Scan the lines below and report each one containing "title" by copying it.

Provided records –
● ● ●
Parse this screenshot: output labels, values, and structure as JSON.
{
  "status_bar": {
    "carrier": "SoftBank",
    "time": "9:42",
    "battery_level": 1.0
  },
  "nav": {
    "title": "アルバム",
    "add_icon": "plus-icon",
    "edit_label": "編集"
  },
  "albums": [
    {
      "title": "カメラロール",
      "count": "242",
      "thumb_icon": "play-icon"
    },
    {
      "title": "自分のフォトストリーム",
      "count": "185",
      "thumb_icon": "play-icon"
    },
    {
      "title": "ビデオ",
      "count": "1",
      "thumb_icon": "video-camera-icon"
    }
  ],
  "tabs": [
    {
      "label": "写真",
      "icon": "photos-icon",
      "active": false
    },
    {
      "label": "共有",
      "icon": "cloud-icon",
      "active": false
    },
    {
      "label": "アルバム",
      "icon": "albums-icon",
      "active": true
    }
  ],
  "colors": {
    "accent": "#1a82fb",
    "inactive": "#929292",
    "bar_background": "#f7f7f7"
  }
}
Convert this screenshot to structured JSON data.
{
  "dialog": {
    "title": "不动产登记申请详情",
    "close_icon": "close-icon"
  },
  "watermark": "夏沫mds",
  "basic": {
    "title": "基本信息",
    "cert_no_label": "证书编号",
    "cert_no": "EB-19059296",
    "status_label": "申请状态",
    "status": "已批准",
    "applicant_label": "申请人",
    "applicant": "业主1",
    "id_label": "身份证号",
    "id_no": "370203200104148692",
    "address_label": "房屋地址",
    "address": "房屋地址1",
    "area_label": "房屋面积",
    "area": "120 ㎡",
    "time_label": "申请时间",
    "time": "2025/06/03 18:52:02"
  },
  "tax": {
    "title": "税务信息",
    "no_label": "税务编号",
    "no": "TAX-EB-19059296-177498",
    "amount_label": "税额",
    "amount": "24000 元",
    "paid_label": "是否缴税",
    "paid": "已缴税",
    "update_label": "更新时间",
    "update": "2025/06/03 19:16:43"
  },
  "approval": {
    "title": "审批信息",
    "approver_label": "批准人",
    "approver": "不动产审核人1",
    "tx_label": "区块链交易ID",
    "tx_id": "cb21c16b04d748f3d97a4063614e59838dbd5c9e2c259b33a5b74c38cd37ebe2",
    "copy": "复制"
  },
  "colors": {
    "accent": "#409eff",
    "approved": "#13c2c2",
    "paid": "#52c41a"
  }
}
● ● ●
Solution –
    "title": "アルバム",
      "title": "カメラロール",
      "title": "自分のフォトストリーム",
      "title": "ビデオ",
    "title": "不动产登记申请详情",
    "title": "基本信息",
    "title": "税务信息",
    "title": "审批信息",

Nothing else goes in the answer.